Citing PatentFiling datePublication dateApplicantTitle
US8563366Feb 28, 2012Oct 22, 2013Intermolecular Inc.Memory device having an integrated two-terminal current limiting resistor
Classifications
U.S. Classification257/4, 257/5, 438/54
International ClassificationH01L47/00
Cooperative ClassificationH01L45/06, H01L45/1233, G11C13/0004, G11C13/0069, G11C13/0097, H01L45/126, H01L45/16, H01L27/2463, G11C2213/52, H01L45/1273, H01L45/144, H01L27/2409
European ClassificationG11C13/00R1, H01L45/14B6, H01L45/06, H01L27/24D, H01L45/12E6, H01L45/16, H01L27/24H, H01L45/12E2, H01L45/12D4

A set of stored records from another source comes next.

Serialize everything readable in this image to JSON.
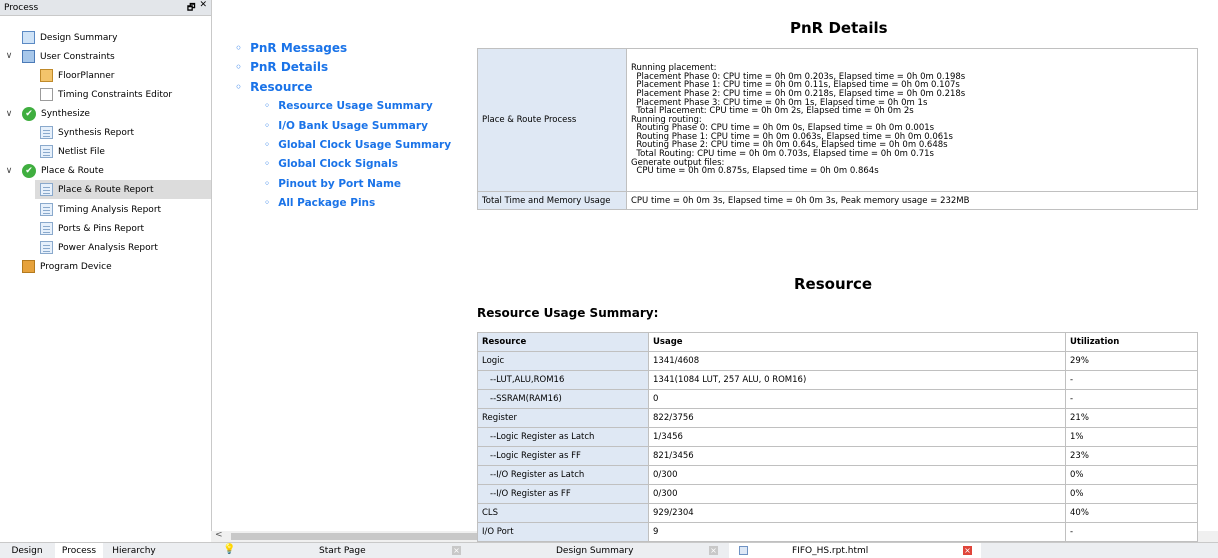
{
  "process_panel": {
    "title": "Process",
    "float_btn": "🗗",
    "close_btn": "✕",
    "items": [
      {
        "label": "Design Summary"
      },
      {
        "label": "User Constraints"
      },
      {
        "label": "FloorPlanner"
      },
      {
        "label": "Timing Constraints Editor"
      },
      {
        "label": "Synthesize"
      },
      {
        "label": "Synthesis Report"
      },
      {
        "label": "Netlist File"
      },
      {
        "label": "Place & Route"
      },
      {
        "label": "Place & Route Report"
      },
      {
        "label": "Timing Analysis Report"
      },
      {
        "label": "Ports & Pins Report"
      },
      {
        "label": "Power Analysis Report"
      },
      {
        "label": "Program Device"
      }
    ],
    "bottom_tabs": [
      "Design",
      "Process",
      "Hierarchy"
    ]
  },
  "doc_tabs": [
    {
      "label": "Start Page"
    },
    {
      "label": "Design Summary"
    },
    {
      "label": "FIFO_HS.rpt.html"
    }
  ],
  "toc": {
    "bullet": "◦",
    "top": [
      "PnR Messages",
      "PnR Details",
      "Resource"
    ],
    "sub": [
      "Resource Usage Summary",
      "I/O Bank Usage Summary",
      "Global Clock Usage Summary",
      "Global Clock Signals",
      "Pinout by Port Name",
      "All Package Pins"
    ]
  },
  "pnr_details": {
    "title": "PnR Details",
    "row1_label": "Place & Route Process",
    "row1_lines": [
      "Running placement:",
      "  Placement Phase 0: CPU time = 0h 0m 0.203s, Elapsed time = 0h 0m 0.198s",
      "  Placement Phase 1: CPU time = 0h 0m 0.11s, Elapsed time = 0h 0m 0.107s",
      "  Placement Phase 2: CPU time = 0h 0m 0.218s, Elapsed time = 0h 0m 0.218s",
      "  Placement Phase 3: CPU time = 0h 0m 1s, Elapsed time = 0h 0m 1s",
      "  Total Placement: CPU time = 0h 0m 2s, Elapsed time = 0h 0m 2s",
      "Running routing:",
      "  Routing Phase 0: CPU time = 0h 0m 0s, Elapsed time = 0h 0m 0.001s",
      "  Routing Phase 1: CPU time = 0h 0m 0.063s, Elapsed time = 0h 0m 0.061s",
      "  Routing Phase 2: CPU time = 0h 0m 0.64s, Elapsed time = 0h 0m 0.648s",
      "  Total Routing: CPU time = 0h 0m 0.703s, Elapsed time = 0h 0m 0.71s",
      "Generate output files:",
      "  CPU time = 0h 0m 0.875s, Elapsed time = 0h 0m 0.864s"
    ],
    "row2_label": "Total Time and Memory Usage",
    "row2_value": "CPU time = 0h 0m 3s, Elapsed time = 0h 0m 3s, Peak memory usage = 232MB"
  },
  "resource": {
    "title": "Resource",
    "subtitle": "Resource Usage Summary:",
    "headers": [
      "Resource",
      "Usage",
      "Utilization"
    ],
    "rows": [
      [
        "Logic",
        "1341/4608",
        "29%"
      ],
      [
        "--LUT,ALU,ROM16",
        "1341(1084 LUT, 257 ALU, 0 ROM16)",
        "-"
      ],
      [
        "--SSRAM(RAM16)",
        "0",
        "-"
      ],
      [
        "Register",
        "822/3756",
        "21%"
      ],
      [
        "--Logic Register as Latch",
        "1/3456",
        "1%"
      ],
      [
        "--Logic Register as FF",
        "821/3456",
        "23%"
      ],
      [
        "--I/O Register as Latch",
        "0/300",
        "0%"
      ],
      [
        "--I/O Register as FF",
        "0/300",
        "0%"
      ],
      [
        "CLS",
        "929/2304",
        "40%"
      ],
      [
        "I/O Port",
        "9",
        "-"
      ]
    ]
  }
}
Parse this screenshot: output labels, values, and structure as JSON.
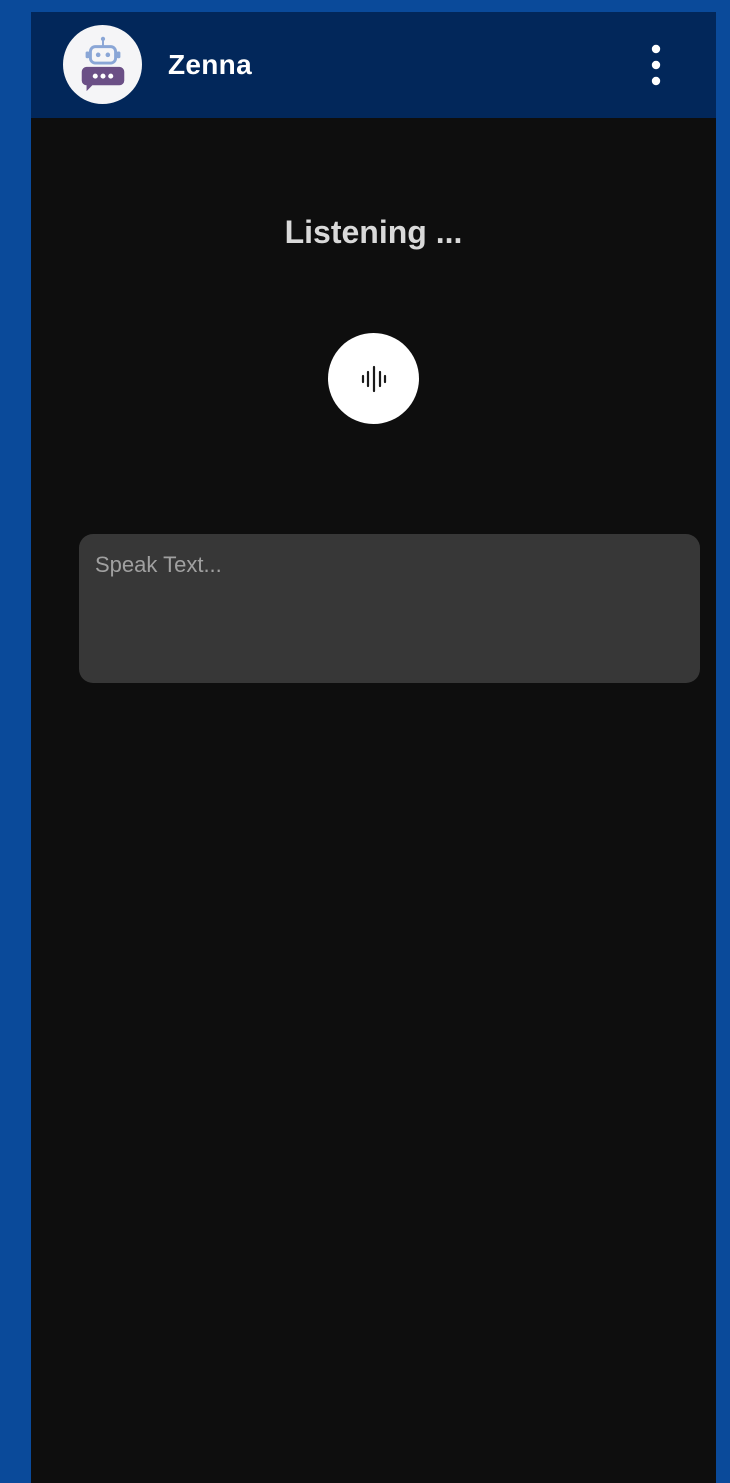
{
  "app_bar": {
    "title": "Zenna",
    "avatar_icon": "robot-chat-icon",
    "menu_icon": "more-vertical-icon",
    "background": "#02275a"
  },
  "main": {
    "status": "Listening ...",
    "mic_icon": "audio-waveform-icon",
    "input": {
      "value": "",
      "placeholder": "Speak Text..."
    },
    "background": "#0e0e0e"
  },
  "colors": {
    "page_border": "#0a4a9a",
    "input_background": "#373737",
    "robot_head": "#8aa6d6",
    "robot_bubble": "#6b4f86"
  }
}
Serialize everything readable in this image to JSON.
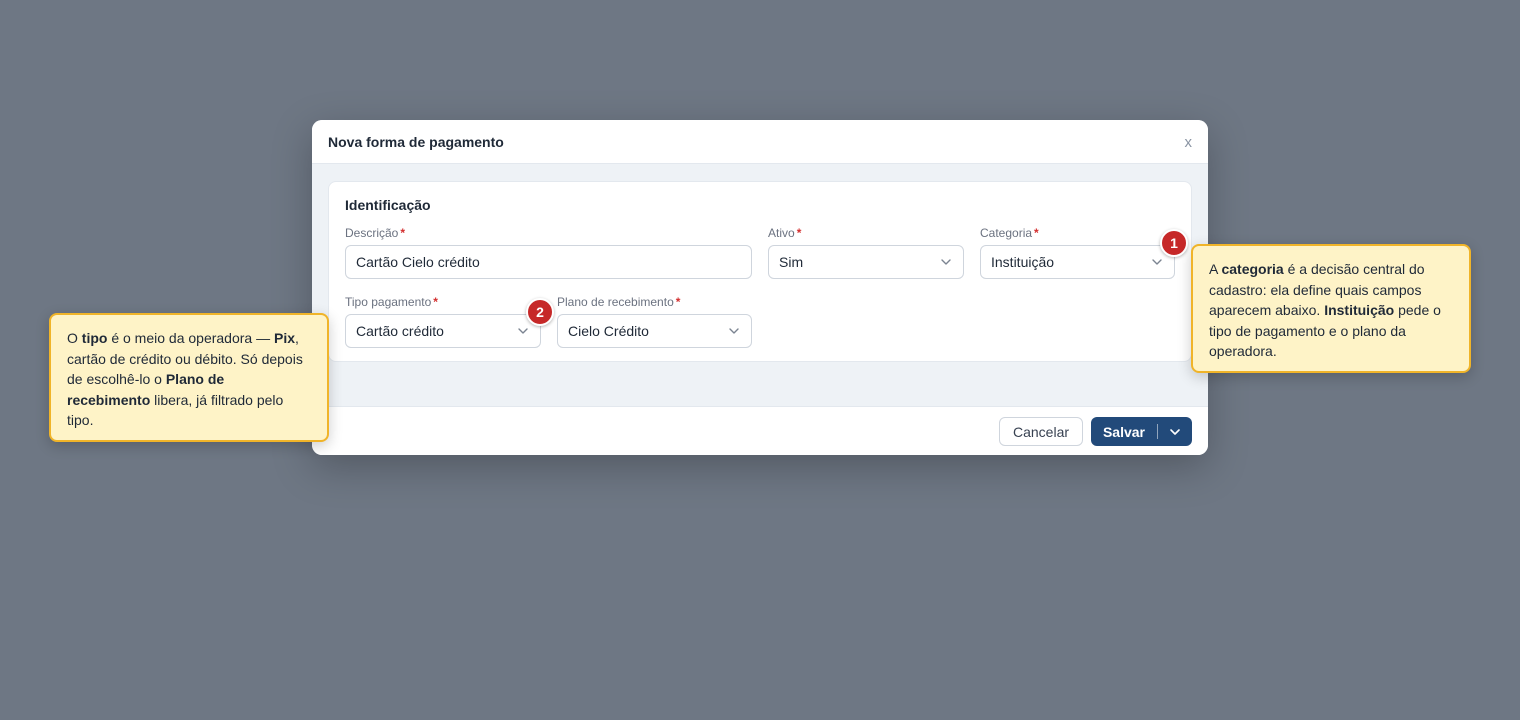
{
  "modal": {
    "title": "Nova forma de pagamento",
    "close_label": "x",
    "section_title": "Identificação",
    "required_marker": "*"
  },
  "fields": {
    "descricao": {
      "label": "Descrição",
      "value": "Cartão Cielo crédito"
    },
    "ativo": {
      "label": "Ativo",
      "value": "Sim"
    },
    "categoria": {
      "label": "Categoria",
      "value": "Instituição"
    },
    "tipo_pagamento": {
      "label": "Tipo pagamento",
      "value": "Cartão crédito"
    },
    "plano_recebimento": {
      "label": "Plano de recebimento",
      "value": "Cielo Crédito"
    }
  },
  "footer": {
    "cancel_label": "Cancelar",
    "save_label": "Salvar"
  },
  "badges": {
    "one": "1",
    "two": "2"
  },
  "callouts": {
    "right": {
      "t1": "A ",
      "b1": "categoria",
      "t2": " é a decisão central do cadastro: ela define quais campos aparecem abaixo. ",
      "b2": "Instituição",
      "t3": " pede o tipo de pagamento e o plano da operadora."
    },
    "left": {
      "t1": "O ",
      "b1": "tipo",
      "t2": " é o meio da operadora — ",
      "b2": "Pix",
      "t3": ", cartão de crédito ou débito. Só depois de escolhê-lo o ",
      "b3": "Plano de recebimento",
      "t4": " libera, já filtrado pelo tipo."
    }
  },
  "colors": {
    "backdrop": "#6e7784",
    "primary": "#224a7a",
    "required": "#d32f2f",
    "badge": "#c62828",
    "callout_bg": "#fef3c7",
    "callout_border": "#f0b429"
  },
  "icons": {
    "select_caret": "chevron-down-icon",
    "save_caret": "chevron-down-icon"
  }
}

Legal Events
DateCodeEventDescription
Aug 30, 2006ASAssignment
Owner name: MICRON TECHNOLOGY, INC., IDAHO
Free format text: ASSIGNMENT OF ASSIGNORS INTEREST;ASSIGNOR:LIU, JUN;REEL/FRAME:018245/0144
Effective date: 20060829